Getting the characters right is so important for that connection I go on and on about (yeah I know!) But they are your vehicle for doing justice to the story. And as Stephen King put its, love before horror. Make the reader care about your character before you put them in peril — if you want the reader to stay for the journey.
And we all love it when we get to know characters and especially, as a writer, it’s great when people say they want to meet the characters again. Of course there are many trilogies and crime series where we do just that. And taking that a step further look at how close we come to feel to, let’s say, soap characters.

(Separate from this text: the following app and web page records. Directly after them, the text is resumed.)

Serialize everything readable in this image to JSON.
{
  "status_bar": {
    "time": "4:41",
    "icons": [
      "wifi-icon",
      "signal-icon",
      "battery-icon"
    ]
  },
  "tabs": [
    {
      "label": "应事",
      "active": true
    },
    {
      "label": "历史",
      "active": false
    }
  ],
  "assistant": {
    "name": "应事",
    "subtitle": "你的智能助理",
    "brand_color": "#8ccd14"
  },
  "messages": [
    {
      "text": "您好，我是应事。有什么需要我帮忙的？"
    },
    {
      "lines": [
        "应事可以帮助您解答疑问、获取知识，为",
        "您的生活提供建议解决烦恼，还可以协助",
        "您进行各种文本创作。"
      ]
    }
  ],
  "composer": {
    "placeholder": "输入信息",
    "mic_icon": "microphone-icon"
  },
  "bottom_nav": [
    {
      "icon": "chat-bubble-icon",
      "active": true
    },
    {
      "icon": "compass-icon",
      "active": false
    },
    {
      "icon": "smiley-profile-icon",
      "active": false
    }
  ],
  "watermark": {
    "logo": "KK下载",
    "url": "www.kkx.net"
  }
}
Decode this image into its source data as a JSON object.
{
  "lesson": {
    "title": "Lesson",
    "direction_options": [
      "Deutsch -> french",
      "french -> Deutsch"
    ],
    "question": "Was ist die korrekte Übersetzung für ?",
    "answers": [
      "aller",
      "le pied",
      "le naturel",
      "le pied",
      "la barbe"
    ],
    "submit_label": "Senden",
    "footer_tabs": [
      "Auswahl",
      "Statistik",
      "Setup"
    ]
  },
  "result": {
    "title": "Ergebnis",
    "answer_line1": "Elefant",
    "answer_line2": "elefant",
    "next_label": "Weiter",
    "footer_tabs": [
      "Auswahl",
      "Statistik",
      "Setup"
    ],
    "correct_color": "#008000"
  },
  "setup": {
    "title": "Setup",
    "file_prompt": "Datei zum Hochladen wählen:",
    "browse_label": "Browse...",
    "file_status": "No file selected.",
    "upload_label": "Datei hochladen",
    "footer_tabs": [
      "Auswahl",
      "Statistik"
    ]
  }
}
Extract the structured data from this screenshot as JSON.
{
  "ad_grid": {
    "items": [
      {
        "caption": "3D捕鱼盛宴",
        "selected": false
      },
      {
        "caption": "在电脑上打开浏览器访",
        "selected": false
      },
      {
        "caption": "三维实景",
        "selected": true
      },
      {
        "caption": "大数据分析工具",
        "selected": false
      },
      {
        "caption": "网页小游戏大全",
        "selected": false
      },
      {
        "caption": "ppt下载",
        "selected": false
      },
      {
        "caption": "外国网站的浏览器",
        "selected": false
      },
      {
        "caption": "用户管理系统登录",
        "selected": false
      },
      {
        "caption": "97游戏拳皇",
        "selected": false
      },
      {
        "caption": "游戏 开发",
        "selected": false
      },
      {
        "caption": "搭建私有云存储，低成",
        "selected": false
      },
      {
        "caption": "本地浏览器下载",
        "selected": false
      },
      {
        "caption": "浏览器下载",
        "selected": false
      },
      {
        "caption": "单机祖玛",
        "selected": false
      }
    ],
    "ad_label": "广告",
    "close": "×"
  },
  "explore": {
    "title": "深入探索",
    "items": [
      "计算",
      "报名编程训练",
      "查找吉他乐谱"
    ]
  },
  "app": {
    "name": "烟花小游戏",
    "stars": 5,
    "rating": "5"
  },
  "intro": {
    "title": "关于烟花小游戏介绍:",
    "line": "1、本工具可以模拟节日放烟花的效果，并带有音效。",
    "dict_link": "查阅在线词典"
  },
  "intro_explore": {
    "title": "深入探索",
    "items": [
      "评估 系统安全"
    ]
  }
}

I was watching Daybreak this morning when Lorraine made a suggestion that I have been saying for years! I want to see a character in let’s sat Corrie, who pops down to London for a bit or forever, or a character in EastEnders who moves to Manchester (lots have!) make an appearance as the same character in the other soap! Hell — how many EastEnders characters end up in Spain? Maybe one could pop over to Benidorm for a while! I think the public would love this and I think we should get more liaison between TV production companies to do this to characters?
Writers of the novel do it all the time, in a way when characters have walk on parts in other novels, so why not take that further?
One of the questions Parthian asked me and one I now ask other writers is — and I would love people here to comment — if you could be friends with any FICTIONAL character, you have created or read or watched on TV, movie etc. who would it be and why?
Mine — well here I am talking characters I have created — would be Lydia Collins.
Have a great day everyone!